You are a construction company bidding on a project that will be funded in part or wholly by taxpayer dollars and you come to that part of the bid package that asks you about the diverse suppliers that you will use for the project. Your mind goes blank, your stress level rises, you need to find qualified diverse supplier, you WANT to find qualified diverse suppliers, and you don’t know where to look. Take a deep breath because finding qualified diverse suppliers starts with a few simple, well-placed, keystrokes.
To start your search, you need a couple of key pieces of information that can probably be found in the request for proposal (RFP) or request for qualifications (RFQ). When a project requires diverse supplier participation, the project documents state which type of certification is accepted, or ‘counts’ toward the project owner’s diverse supplier target participation. Find that list of accepted certifications in your project documents. It may include certification with the state or city the project is located in (M/W/V/DBE), any number of federal certifications (WOSB, 8a, HUBZONE, SDVOB) or it may include non-profit certifying organizations like the Women’s Business Enterprise National Council (WBENC) or the National Minority Supplier Development Council (NMSDC). Understanding which certifications are accepted is the first step to focusing your search.
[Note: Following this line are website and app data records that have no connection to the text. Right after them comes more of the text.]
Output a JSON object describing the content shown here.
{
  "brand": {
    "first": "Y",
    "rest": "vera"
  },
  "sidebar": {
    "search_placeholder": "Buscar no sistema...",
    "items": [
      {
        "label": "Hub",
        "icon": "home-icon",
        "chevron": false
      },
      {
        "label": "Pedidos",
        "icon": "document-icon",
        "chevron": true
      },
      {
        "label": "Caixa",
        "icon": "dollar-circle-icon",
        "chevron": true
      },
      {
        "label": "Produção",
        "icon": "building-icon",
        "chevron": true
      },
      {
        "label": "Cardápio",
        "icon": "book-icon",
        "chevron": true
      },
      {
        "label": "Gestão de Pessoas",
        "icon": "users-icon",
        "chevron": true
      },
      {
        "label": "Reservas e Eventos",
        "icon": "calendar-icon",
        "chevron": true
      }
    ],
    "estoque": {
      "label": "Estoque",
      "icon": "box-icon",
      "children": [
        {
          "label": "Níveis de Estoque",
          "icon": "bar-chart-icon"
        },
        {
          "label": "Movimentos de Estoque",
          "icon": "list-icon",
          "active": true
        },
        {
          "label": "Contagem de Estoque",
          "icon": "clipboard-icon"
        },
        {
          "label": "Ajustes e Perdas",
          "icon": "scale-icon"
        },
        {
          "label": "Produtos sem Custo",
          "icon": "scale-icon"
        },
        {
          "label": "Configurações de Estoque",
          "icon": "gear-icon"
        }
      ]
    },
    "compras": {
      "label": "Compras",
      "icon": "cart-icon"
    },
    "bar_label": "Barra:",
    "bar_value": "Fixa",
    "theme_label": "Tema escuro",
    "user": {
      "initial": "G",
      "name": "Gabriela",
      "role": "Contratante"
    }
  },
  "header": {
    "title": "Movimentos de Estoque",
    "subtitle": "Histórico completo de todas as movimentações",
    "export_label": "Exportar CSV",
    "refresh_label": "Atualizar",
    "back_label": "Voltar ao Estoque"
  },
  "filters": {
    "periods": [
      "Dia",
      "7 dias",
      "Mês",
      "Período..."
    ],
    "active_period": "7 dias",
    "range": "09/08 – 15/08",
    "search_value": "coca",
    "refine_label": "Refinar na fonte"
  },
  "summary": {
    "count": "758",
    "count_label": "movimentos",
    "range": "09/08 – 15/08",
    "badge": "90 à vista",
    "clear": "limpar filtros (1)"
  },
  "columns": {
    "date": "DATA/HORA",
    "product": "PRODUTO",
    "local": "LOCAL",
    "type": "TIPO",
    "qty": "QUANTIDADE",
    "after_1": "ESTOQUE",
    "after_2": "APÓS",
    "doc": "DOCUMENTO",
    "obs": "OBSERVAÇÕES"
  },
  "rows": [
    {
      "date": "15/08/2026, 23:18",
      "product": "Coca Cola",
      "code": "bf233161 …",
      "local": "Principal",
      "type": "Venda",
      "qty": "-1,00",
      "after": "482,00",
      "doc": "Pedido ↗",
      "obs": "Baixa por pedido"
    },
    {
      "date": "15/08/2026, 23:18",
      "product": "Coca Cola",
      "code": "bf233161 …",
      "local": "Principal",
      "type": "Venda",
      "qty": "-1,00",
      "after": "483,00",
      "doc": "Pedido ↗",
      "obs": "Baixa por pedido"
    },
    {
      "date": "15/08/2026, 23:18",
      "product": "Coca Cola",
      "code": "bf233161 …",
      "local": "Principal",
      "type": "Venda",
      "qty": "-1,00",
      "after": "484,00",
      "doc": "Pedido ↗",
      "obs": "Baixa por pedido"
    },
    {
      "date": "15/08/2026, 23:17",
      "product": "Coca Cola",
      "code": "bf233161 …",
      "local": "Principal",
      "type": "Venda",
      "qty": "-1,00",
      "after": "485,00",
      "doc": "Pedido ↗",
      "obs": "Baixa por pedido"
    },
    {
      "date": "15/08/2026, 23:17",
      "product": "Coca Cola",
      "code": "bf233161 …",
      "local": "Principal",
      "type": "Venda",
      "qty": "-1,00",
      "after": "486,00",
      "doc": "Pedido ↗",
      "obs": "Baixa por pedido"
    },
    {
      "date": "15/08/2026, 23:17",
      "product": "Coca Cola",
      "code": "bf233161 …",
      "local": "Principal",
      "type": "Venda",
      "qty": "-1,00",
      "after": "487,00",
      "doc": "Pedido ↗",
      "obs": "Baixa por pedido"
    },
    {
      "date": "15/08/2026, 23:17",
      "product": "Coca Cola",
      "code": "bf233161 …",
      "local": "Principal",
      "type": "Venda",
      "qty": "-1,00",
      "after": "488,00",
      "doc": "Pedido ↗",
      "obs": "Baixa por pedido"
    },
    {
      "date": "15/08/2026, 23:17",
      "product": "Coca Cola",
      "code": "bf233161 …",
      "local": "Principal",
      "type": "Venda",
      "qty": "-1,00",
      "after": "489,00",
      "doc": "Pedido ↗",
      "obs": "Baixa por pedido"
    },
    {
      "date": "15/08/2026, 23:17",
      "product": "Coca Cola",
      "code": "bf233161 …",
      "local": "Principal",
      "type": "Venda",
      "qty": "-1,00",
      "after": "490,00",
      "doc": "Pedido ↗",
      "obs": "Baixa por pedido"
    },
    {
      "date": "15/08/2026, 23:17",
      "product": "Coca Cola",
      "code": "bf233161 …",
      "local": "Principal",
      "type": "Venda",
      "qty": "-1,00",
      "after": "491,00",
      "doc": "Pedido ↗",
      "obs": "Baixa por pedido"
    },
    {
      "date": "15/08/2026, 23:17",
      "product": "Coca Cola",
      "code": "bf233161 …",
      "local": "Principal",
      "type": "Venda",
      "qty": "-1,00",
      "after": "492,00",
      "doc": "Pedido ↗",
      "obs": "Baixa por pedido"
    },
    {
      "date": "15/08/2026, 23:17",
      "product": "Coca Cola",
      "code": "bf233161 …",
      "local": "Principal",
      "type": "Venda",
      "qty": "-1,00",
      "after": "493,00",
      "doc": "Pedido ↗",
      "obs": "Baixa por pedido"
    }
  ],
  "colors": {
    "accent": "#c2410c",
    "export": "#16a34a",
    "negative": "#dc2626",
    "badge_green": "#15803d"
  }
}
The next piece of information you need from the project documents is the list of North American Industry Classification System (NAICS) codes or United Nations Standard Products and Services Codes (UNSPSC) applicable to the project. Understanding what services to search for is the second step to focusing your search.
Each organization that certifies diverse suppliers keeps a list of certified companies which is typically updated routinely. Start with the organization(s) listed in your project documents and visit their website to find the list of certified companies. Because most certification agencies require diverse suppliers to specify their services by identifying the related NAICS or UNSPSC codes, you can then search the list of certified companies by their corresponding classification code and you will come up with the list of diverse suppliers that satisfy the contract requirements for the project you are bidding on. Once you have that narrowly tailored list, you can interview and evaluate the diverse suppliers for inclusion on your project bid.
What do you do if your search results in no companies certified by the project’s acceptable organizations or if you find diverse suppliers that do not have services that fit within the acceptable industry or service classification codes? You can use your search results to demonstrate that no diverse suppliers meeting the project criteria were available for your project bid. The project owner typically wants the successful bidder to meet the diverse supplier goals but if you can demonstrate your effort to find a diverse supplier and show that no such company exists within the requirements set forth by the project owner, your duty to meet the supplier diversity goal is satisfied. Knowing how to navigate the information on diverse suppliers can take the stress out finding the qualified diverse suppliers for your next bid.
About the Author: Paula Finch, Counsel at Greensfelder, Hemker & Gale, P.C., is an experienced business attorney who represents closely held businesses and public companies in commercial transactions, acquisitions, negotiations, contracting and supplier diversity business opportunities and certifications.